START Provided information

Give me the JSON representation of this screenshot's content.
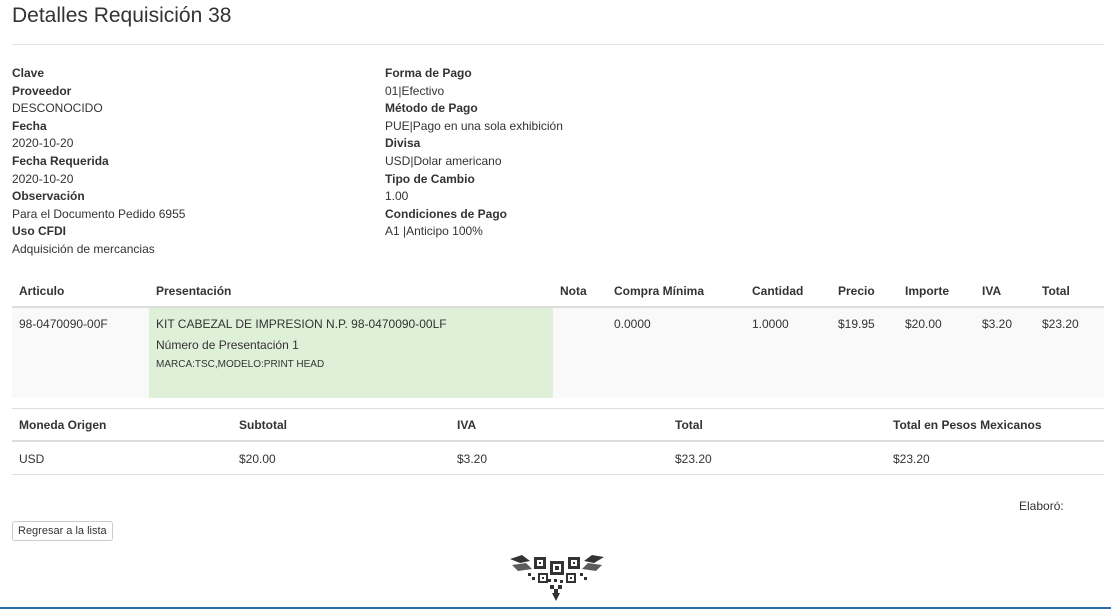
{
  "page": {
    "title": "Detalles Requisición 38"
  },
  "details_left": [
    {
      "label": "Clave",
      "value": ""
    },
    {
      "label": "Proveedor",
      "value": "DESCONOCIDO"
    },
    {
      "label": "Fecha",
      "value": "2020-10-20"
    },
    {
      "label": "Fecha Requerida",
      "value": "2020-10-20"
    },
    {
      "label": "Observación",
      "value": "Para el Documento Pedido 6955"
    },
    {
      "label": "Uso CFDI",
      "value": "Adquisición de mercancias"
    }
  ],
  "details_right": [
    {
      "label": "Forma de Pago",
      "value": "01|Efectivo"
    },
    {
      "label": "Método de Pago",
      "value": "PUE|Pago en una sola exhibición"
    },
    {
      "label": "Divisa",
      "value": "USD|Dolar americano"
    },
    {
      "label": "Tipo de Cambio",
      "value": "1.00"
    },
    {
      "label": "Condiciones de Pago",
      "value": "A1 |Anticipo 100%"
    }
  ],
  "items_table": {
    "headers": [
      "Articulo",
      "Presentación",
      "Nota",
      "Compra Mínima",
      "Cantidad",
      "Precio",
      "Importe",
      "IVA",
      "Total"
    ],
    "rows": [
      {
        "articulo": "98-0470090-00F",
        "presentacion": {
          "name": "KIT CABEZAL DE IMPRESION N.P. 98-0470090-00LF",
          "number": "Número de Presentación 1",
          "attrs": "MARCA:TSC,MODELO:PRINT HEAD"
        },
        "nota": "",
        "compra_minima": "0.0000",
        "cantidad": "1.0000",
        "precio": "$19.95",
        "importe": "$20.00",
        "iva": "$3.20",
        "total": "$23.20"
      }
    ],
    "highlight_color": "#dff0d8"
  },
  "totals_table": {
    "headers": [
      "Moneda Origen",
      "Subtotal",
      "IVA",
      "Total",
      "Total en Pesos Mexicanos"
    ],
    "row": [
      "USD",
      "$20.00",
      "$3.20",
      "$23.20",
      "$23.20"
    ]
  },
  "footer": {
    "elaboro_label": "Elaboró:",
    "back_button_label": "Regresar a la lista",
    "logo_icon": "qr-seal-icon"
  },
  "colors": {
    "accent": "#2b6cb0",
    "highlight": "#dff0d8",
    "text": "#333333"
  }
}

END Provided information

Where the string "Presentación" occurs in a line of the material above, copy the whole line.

# Answer area
      "Presentación",
          "number": "Número de Presentación 1",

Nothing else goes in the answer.